Acquisitions of these signals by the transferred genes enabled their expression in the host cytosol and sometimes resulted in the replacement of a host gene by a bacterial homolog, a process known as endosymbiotic gene replacement. In a next evolutionary stage, transferred genes acquired sequences encoding targeting signals (e.g., via exon shuffling) that allowed their protein products to be imported into the mitochondrion or the primary plastid. Most proteins targeted to mitochondria and primary plastids carry N-terminal transit peptides that are later removed in the organelle matrix. Mitochondria and primary plastids are surrounded by two membranes. Consequently, their import machineries are composed of two translocons: one for the outer membrane and the other for the inner
(9) stated that several tumors can express FasL, that is considered a mechanism by which tumors can escape from destruction by the immune response. The members of Bcl-2 family are as well a group of important regulatory factors in apoptosis (10) as they play an important role in mitochondria pathway-mediated apoptosis (11). BCL-2 (B-cell lymphoma 2) was firstly known as a gene whose product causes resistance to apoptosis in lymphocytes. Later studies, identified a number of both pro- as well as anti-apoptotic Bcl-2-related proteins
Similar processes are used in other cells to maintain the large surface areas they need to function, such as cells in the gut and lungs. This research relates to biology as it studies the changes in cells required to maintain homeostasis, a state of internal regulation required by all living organisms. This information is not only relevant to biology, but also to the general community as it could be used to better understand and treat macular degeneration, a disease in which vision and light sensitivity is gradually lost. 3.
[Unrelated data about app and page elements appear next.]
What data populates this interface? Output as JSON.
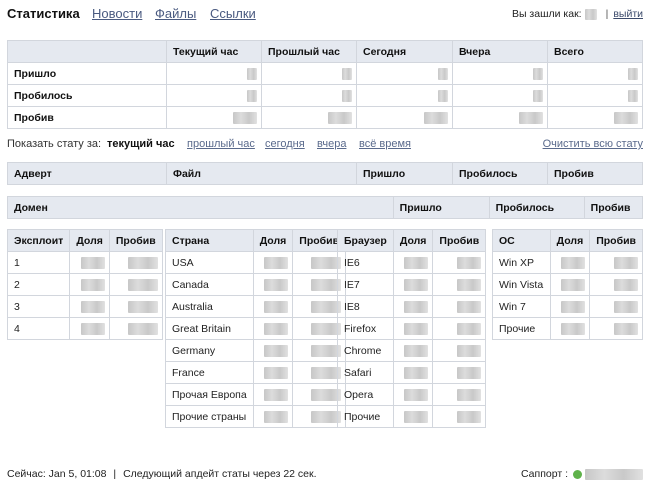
{
  "header": {
    "title": "Статистика",
    "nav": [
      "Новости",
      "Файлы",
      "Ссылки"
    ],
    "logged_in_label": "Вы зашли как:",
    "separator": "|",
    "logout": "выйти"
  },
  "summary": {
    "columns": [
      "",
      "Текущий час",
      "Прошлый час",
      "Сегодня",
      "Вчера",
      "Всего"
    ],
    "rows": [
      "Пришло",
      "Пробилось",
      "Пробив"
    ]
  },
  "filter": {
    "label": "Показать стату за:",
    "current": "текущий час",
    "options": [
      "прошлый час",
      "сегодня",
      "вчера",
      "всё время"
    ],
    "clear": "Очистить всю стату"
  },
  "advert_table": {
    "columns": [
      "Адверт",
      "Файл",
      "Пришло",
      "Пробилось",
      "Пробив"
    ]
  },
  "domain_table": {
    "columns": [
      "Домен",
      "",
      "Пришло",
      "Пробилось",
      "Пробив"
    ]
  },
  "exploit_table": {
    "columns": [
      "Эксплоит",
      "Доля",
      "Пробив"
    ],
    "rows": [
      "1",
      "2",
      "3",
      "4"
    ]
  },
  "country_table": {
    "columns": [
      "Страна",
      "Доля",
      "Пробив"
    ],
    "rows": [
      "USA",
      "Canada",
      "Australia",
      "Great Britain",
      "Germany",
      "France",
      "Прочая Европа",
      "Прочие страны"
    ]
  },
  "browser_table": {
    "columns": [
      "Браузер",
      "Доля",
      "Пробив"
    ],
    "rows": [
      "IE6",
      "IE7",
      "IE8",
      "Firefox",
      "Chrome",
      "Safari",
      "Opera",
      "Прочие"
    ]
  },
  "os_table": {
    "columns": [
      "ОС",
      "Доля",
      "Пробив"
    ],
    "rows": [
      "Win XP",
      "Win Vista",
      "Win 7",
      "Прочие"
    ]
  },
  "footer": {
    "now": "Сейчас: Jan 5, 01:08",
    "separator": "|",
    "next_update": "Следующий апдейт статы через 22 сек.",
    "support": "Саппорт :"
  },
  "colors": {
    "header_bg": "#e5e9f0",
    "border": "#d2d6dd",
    "link": "#4a5a80",
    "status_online": "#5fb24a"
  }
}
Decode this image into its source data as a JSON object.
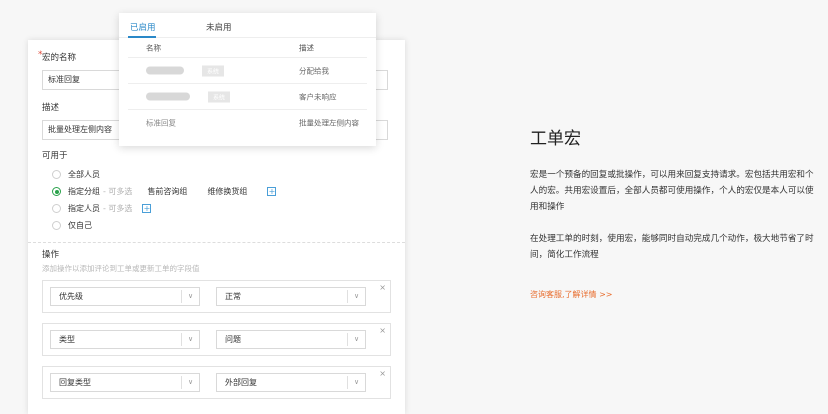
{
  "form": {
    "name_label": "宏的名称",
    "required_mark": "*",
    "name_value": "标准回复",
    "desc_label": "描述",
    "desc_value": "批量处理左侧内容",
    "available_label": "可用于",
    "options": [
      {
        "label": "全部人员",
        "hint": "",
        "selected": false
      },
      {
        "label": "指定分组",
        "hint": "- 可多选",
        "selected": true
      },
      {
        "label": "指定人员",
        "hint": "- 可多选",
        "selected": false
      },
      {
        "label": "仅自己",
        "hint": "",
        "selected": false
      }
    ],
    "groups": [
      "售前咨询组",
      "维修换货组"
    ],
    "plus_icon": "+",
    "ops_label": "操作",
    "ops_hint": "添加操作以添加评论到工单或更新工单的字段值",
    "ops": [
      {
        "field": "优先级",
        "value": "正常"
      },
      {
        "field": "类型",
        "value": "问题"
      },
      {
        "field": "回复类型",
        "value": "外部回复"
      }
    ],
    "close_icon": "×",
    "caret_icon": "∨"
  },
  "popup": {
    "tabs": [
      "已启用",
      "未启用"
    ],
    "headers": {
      "name": "名称",
      "desc": "描述"
    },
    "rows": [
      {
        "name": "",
        "tag": "系统",
        "desc": "分配给我"
      },
      {
        "name": "",
        "tag": "系统",
        "desc": "客户未响应"
      },
      {
        "name": "标准回复",
        "tag": "",
        "desc": "批量处理左侧内容"
      }
    ]
  },
  "info": {
    "title": "工单宏",
    "para1": "宏是一个预备的回复或批操作，可以用来回复支持请求。宏包括共用宏和个人的宏。共用宏设置后，全部人员都可使用操作，个人的宏仅是本人可以使用和操作",
    "para2": "在处理工单的时刻，使用宏，能够同时自动完成几个动作，极大地节省了时间，简化工作流程",
    "link": "咨询客服,了解详情 >>",
    "link_color": "#e86d2e"
  }
}
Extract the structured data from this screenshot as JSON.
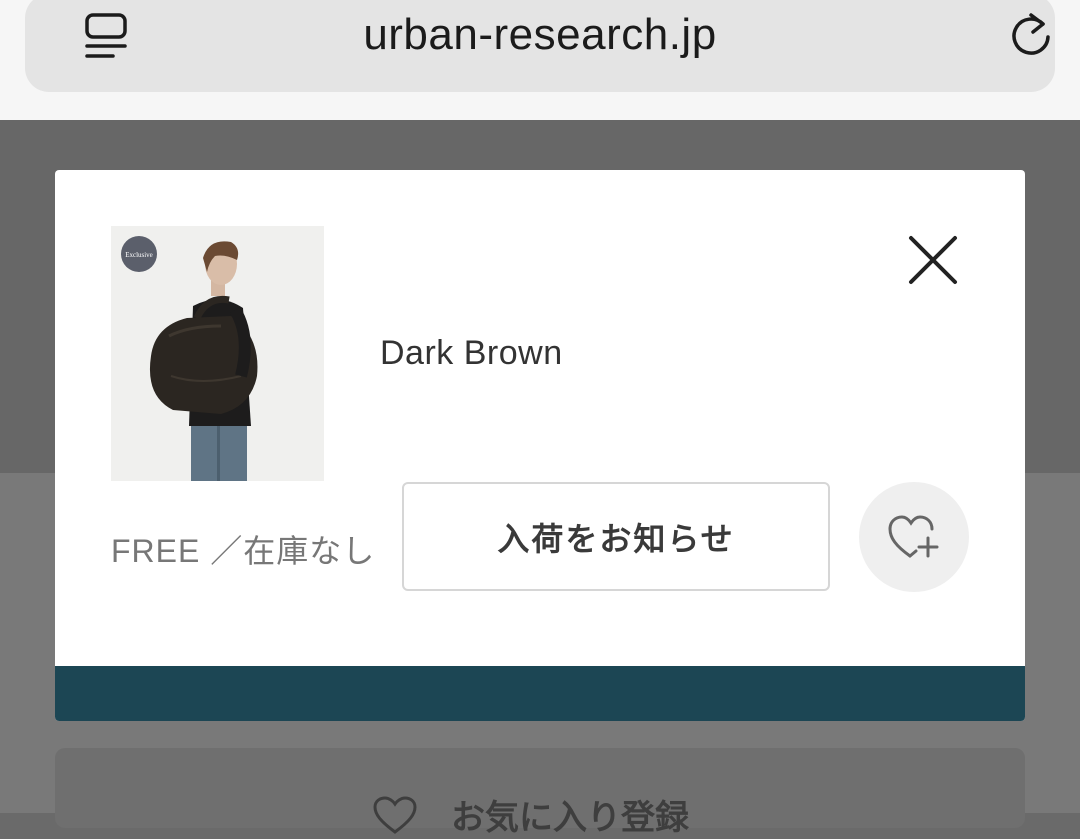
{
  "browser": {
    "url": "urban-research.jp",
    "tabs_icon": "tabs-icon",
    "reload_icon": "reload-icon"
  },
  "modal": {
    "product_badge": "Exclusive",
    "color_name": "Dark Brown",
    "size_stock": "FREE ／在庫なし",
    "notify_button_label": "入荷をお知らせ",
    "favorite_icon": "heart-plus-icon",
    "close_icon": "close-icon",
    "footer_color": "#1c4654"
  },
  "background": {
    "favorite_register_label": "お気に入り登録"
  }
}
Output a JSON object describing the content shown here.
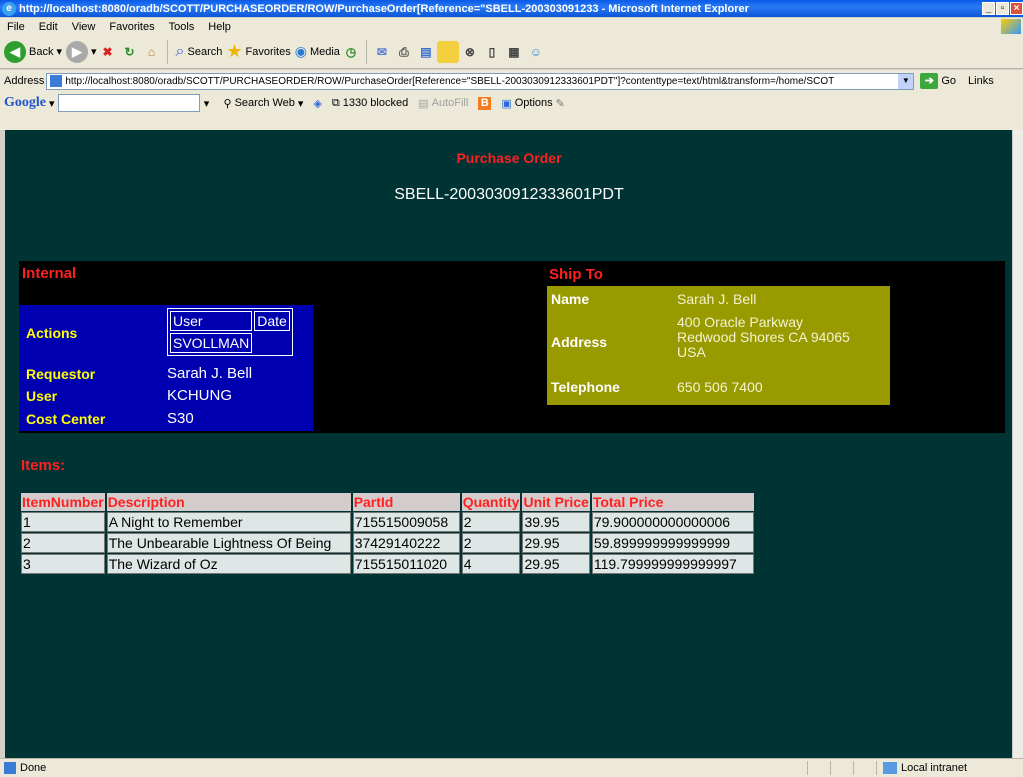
{
  "window": {
    "title": "http://localhost:8080/oradb/SCOTT/PURCHASEORDER/ROW/PurchaseOrder[Reference=\"SBELL-200303091233 - Microsoft Internet Explorer",
    "min": "_",
    "max": "▫",
    "close": "×"
  },
  "menu": [
    "File",
    "Edit",
    "View",
    "Favorites",
    "Tools",
    "Help"
  ],
  "toolbar": {
    "back": "Back",
    "search": "Search",
    "favorites": "Favorites",
    "media": "Media"
  },
  "address": {
    "label": "Address",
    "url": "http://localhost:8080/oradb/SCOTT/PURCHASEORDER/ROW/PurchaseOrder[Reference=\"SBELL-2003030912333601PDT\"]?contenttype=text/html&transform=/home/SCOT",
    "go": "Go",
    "links": "Links"
  },
  "google": {
    "logo": "Google",
    "search_web": "Search Web",
    "blocked": "1330 blocked",
    "autofill": "AutoFill",
    "options": "Options"
  },
  "po": {
    "title": "Purchase Order",
    "reference": "SBELL-2003030912333601PDT",
    "internal_label": "Internal",
    "actions_label": "Actions",
    "actions_headers": [
      "User",
      "Date"
    ],
    "actions_user": "SVOLLMAN",
    "requestor_label": "Requestor",
    "requestor": "Sarah J. Bell",
    "user_label": "User",
    "user": "KCHUNG",
    "cost_center_label": "Cost Center",
    "cost_center": "S30",
    "shipto_label": "Ship To",
    "name_label": "Name",
    "name": "Sarah J. Bell",
    "address_label": "Address",
    "address_line1": "400 Oracle Parkway",
    "address_line2": "Redwood Shores CA 94065",
    "address_line3": "USA",
    "telephone_label": "Telephone",
    "telephone": "650 506 7400",
    "items_label": "Items:"
  },
  "items": {
    "headers": [
      "ItemNumber",
      "Description",
      "PartId",
      "Quantity",
      "Unit Price",
      "Total Price"
    ],
    "rows": [
      [
        "1",
        "A Night to Remember",
        "715515009058",
        "2",
        "39.95",
        "79.900000000000006"
      ],
      [
        "2",
        "The Unbearable Lightness Of Being",
        "37429140222",
        "2",
        "29.95",
        "59.899999999999999"
      ],
      [
        "3",
        "The Wizard of Oz",
        "715515011020",
        "4",
        "29.95",
        "119.799999999999997"
      ]
    ]
  },
  "status": {
    "text": "Done",
    "zone": "Local intranet"
  }
}
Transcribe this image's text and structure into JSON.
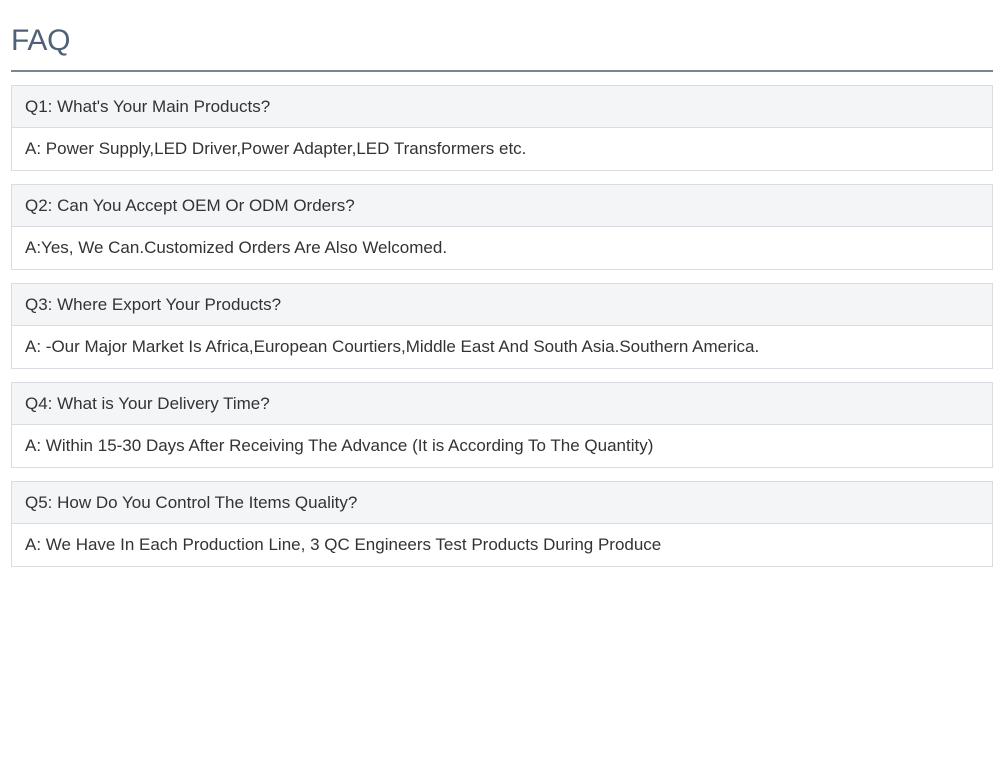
{
  "page": {
    "title": "FAQ"
  },
  "faq": [
    {
      "question": "Q1: What's Your Main Products?",
      "answer": "A: Power Supply,LED Driver,Power Adapter,LED Transformers etc."
    },
    {
      "question": "Q2: Can You Accept OEM Or ODM Orders?",
      "answer": "A:Yes, We Can.Customized Orders Are Also Welcomed."
    },
    {
      "question": "Q3: Where Export Your Products?",
      "answer": "A: -Our Major Market Is Africa,European Courtiers,Middle East And South Asia.Southern America."
    },
    {
      "question": "Q4: What is Your Delivery Time?",
      "answer": "A: Within 15-30 Days After Receiving The Advance (It is According To The Quantity)"
    },
    {
      "question": "Q5: How Do You Control The Items Quality?",
      "answer": "A: We Have In Each Production Line, 3 QC Engineers Test Products During Produce"
    }
  ],
  "colors": {
    "title": "#4f6079",
    "rule": "#7a8596",
    "question_bg": "#f4f5f7",
    "border": "#d9dce1",
    "text": "#333333"
  }
}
And the biggest obstacle would be the presence of gallstones. The liver produces hormones and proteins, in addition to cholesterol and affects the way the body grows and heals. It also converts existing amino acids into proteins and creates new amino acids. And it is these proteins that are the building blocks of the hormones,
The repressor is a regulatory protein that binds to the operator and blocks transcription of the genes of an operon. Inducers bind to the repressors and they also regulate gene expression. In the process of identifying the three strains of E.coli, ONPG (ortho-nitrophenyl b-D galactoside) was used as an indicator. ONPG is a substrate that can detect B-galactosidase, and when it does, it turns yellow. Sarkosyl was also a detergent used in the lab to lyse open cells.
Introduction: Enzymes are needed for survival in any living system and they control cellular reactions. Enzymes speed up chemical reactions by lowering the energy needed for molecules to begin reacting with each other. They do this by forming an enzyme-substrate complex that reduces energy that is required for a specific reaction to occur. Enzymes determine their functions by their shape and structure. Enzymes are made of amino acids, it 's made of anywhere from a hundred to a million amino acids, each they are bonded to other chemical bonds.